Approximately 21,400 adolescents and young adults (AYA) ages 15 to 29 years were diagnosed with cancer in 2000, which is nearly 3 times that of patients diagnosed in the first 15 years of life. Contrary to younger and older age groups, the 5-year survival and mortality reduction rates for these AYA with cancer have remained stagnant, particularly for AYA who are from ethnic minority groups. One reason for these disparities is that fewer AYA with cancer participate in therapeutic or Phase III clinical trials. Lack of participation in clinical trials both reduces access to direct medical benefits and hinders advances for others who seek AYA cancer treatment.
We conducted qualitative interviews with families of AYA with cancer and healthcare providers and discovered that AYA are not involved in decision making about clinical trials enrollment despite provider and caregiver efforts to direct treatment information to the AYA. AYA describe the presentation of information as ineffective in promoting their understanding of treatment options, and providers feel challenged to maintain engagement of AYA in treatment planning at diagnosis.
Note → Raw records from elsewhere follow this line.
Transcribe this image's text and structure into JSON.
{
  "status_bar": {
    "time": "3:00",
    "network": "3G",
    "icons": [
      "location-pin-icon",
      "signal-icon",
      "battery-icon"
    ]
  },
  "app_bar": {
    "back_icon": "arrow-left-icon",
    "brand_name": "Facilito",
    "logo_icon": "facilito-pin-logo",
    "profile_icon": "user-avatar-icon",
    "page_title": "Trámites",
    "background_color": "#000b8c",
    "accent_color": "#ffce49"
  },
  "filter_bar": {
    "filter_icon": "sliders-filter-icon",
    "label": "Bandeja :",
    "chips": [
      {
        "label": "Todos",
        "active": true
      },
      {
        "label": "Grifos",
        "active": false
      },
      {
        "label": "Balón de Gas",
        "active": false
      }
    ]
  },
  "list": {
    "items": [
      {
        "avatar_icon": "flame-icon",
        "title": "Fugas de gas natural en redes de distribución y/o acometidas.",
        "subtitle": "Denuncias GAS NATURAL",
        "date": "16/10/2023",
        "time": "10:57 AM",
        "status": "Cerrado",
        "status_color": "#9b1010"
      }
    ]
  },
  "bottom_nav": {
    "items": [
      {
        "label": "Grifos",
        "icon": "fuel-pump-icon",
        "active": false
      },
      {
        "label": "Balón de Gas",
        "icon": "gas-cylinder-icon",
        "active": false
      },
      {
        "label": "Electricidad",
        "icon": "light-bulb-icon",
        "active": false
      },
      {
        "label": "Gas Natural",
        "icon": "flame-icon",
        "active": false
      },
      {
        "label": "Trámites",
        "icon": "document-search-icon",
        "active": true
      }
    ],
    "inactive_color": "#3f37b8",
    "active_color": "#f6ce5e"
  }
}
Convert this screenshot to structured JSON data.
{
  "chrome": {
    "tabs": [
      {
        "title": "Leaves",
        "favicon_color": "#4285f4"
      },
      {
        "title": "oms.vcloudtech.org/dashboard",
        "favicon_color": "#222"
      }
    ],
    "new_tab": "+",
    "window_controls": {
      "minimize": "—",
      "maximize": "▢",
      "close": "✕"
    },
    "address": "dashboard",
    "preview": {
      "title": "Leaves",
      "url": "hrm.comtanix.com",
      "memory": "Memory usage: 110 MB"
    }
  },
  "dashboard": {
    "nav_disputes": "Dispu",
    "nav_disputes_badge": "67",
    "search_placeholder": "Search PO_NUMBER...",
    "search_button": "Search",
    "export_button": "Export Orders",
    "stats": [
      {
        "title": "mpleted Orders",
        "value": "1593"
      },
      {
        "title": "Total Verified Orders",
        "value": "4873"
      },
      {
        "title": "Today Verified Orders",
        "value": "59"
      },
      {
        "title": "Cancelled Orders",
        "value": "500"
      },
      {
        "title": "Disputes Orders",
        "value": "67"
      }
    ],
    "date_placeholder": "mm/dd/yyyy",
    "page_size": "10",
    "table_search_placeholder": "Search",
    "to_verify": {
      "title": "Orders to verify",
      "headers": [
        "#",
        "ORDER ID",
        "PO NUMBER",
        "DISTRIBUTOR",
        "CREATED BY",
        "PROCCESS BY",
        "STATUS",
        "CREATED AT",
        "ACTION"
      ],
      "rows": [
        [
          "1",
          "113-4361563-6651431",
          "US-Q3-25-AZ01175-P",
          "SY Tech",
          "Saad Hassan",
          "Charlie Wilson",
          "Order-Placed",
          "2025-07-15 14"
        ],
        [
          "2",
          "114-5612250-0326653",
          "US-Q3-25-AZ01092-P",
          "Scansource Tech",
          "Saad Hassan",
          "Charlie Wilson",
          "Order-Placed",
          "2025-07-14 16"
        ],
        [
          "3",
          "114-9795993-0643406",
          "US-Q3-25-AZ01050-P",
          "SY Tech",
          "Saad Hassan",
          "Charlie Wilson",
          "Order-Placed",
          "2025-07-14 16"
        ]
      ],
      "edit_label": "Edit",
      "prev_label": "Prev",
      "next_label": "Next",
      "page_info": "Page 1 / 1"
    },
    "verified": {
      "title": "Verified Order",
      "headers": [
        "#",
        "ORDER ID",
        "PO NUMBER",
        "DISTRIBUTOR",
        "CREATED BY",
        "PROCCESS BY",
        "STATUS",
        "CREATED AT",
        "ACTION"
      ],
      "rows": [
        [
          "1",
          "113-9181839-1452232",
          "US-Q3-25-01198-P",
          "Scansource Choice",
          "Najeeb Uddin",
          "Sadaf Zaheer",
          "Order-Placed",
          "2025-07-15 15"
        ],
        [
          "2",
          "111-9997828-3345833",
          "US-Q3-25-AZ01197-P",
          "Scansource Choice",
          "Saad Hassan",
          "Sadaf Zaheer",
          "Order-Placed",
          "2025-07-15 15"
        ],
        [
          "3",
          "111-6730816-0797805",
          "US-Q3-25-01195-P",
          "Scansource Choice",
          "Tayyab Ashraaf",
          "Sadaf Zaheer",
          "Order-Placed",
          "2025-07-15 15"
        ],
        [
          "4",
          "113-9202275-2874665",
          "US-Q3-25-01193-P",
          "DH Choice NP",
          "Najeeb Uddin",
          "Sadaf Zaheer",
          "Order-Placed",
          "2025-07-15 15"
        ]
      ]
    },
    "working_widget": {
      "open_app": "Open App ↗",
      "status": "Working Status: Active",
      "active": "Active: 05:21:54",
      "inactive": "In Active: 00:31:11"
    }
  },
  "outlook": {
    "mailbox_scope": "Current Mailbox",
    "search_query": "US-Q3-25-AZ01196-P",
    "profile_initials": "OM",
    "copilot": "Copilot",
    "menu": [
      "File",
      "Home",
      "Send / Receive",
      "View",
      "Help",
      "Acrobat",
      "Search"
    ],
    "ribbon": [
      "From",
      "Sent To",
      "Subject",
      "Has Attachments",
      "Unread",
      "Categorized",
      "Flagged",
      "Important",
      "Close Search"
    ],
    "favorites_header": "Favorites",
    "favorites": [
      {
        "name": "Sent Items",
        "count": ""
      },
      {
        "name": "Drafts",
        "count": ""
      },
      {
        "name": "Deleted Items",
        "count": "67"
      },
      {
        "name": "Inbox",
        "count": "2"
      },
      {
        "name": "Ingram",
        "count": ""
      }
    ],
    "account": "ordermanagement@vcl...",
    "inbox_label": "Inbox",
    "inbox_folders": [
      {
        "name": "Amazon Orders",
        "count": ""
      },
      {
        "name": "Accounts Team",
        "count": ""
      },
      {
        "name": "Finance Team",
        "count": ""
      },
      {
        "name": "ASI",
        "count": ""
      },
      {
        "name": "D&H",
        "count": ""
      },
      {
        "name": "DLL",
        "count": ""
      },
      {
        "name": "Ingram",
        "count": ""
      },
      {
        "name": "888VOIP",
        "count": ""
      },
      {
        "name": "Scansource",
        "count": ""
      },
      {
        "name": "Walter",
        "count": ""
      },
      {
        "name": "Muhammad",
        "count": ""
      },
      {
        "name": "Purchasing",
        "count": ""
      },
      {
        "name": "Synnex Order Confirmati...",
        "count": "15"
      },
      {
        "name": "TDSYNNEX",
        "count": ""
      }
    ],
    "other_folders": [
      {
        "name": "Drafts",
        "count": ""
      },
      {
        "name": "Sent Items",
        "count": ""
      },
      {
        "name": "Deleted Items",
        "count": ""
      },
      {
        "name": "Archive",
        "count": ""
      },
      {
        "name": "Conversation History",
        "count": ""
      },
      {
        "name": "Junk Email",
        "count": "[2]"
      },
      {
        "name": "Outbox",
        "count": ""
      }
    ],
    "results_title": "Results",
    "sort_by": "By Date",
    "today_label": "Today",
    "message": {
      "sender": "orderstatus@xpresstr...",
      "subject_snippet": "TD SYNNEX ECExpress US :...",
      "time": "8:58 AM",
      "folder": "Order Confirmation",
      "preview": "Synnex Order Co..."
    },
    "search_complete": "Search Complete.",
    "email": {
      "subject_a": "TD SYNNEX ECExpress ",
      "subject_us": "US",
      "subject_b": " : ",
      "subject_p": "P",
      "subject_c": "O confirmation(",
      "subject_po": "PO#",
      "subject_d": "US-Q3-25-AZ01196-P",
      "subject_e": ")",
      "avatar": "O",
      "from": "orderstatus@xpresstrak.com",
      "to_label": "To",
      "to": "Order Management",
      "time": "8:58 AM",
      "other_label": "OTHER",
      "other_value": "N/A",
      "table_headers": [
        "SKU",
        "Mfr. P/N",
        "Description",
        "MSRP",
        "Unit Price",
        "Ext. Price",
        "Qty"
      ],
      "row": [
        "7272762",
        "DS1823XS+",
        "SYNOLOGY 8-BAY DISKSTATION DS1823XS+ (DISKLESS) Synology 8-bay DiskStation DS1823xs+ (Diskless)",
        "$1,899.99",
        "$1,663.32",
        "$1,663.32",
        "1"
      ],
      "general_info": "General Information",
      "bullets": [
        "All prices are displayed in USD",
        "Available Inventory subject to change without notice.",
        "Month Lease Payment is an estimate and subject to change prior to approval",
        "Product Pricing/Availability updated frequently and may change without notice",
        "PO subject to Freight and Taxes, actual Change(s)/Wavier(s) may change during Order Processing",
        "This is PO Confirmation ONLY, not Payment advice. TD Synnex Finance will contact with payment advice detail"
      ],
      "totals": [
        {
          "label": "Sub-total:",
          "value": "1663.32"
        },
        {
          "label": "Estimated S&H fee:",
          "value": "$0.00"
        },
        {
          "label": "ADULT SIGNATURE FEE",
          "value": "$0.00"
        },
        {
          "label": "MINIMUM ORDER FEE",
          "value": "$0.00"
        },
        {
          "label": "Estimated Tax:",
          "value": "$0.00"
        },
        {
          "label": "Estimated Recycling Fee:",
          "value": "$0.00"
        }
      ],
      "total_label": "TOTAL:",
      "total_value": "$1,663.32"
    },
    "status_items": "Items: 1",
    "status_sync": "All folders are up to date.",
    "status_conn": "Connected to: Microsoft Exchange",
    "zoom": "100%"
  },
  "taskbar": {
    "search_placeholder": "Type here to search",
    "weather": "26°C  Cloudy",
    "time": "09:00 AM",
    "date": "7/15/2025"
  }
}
Thus, research on how to increase involvement of AYA in clinical trials decision making may be critical to addressing disparities in AYA cancer outcomes.
Using both qualitative and quantitative methods (mixed methods) and a randomized trial, our current research aims to develop and test a decision support intervention comprised of an innovative web-based decision aid (DECIDES = AYA Deciding about Enrolling on a Clinical Intervention Trial: Decision Aid for Education and Support). DECIDES aims to increase AYA involvement in clinical trials decision-making and improve decision processes for AYA and primary caregivers. DECIDES is informed by health behavior theory, prior research, stakeholder input to increase usability and respond to AYA preferences, and established decision aid development guidelines. Further, DECIDES is developmentally appropriate, considers demand literacy, and contains components that increase knowledge about cancer and clinical trials, addresses attitudes to Phase III clinical trials, and weighs clinical trials benefits and barriers relative to values for AYA and their primary caregivers. In addition, we are in the process of validating a measure of attitudes towards clinical trials enrollment for AYA and their parents.
This research is central to the goals established by the Children’s Oncology Group and National Cancer Institute to address the unique and unmet needs of AYA with cancer through increased research on availability of and enrollment on clinical trials. Data from this study will inform a larger multi-site randomized trial to establish the efficacy of DECIDES for this vulnerable subgroup of patients with cancer.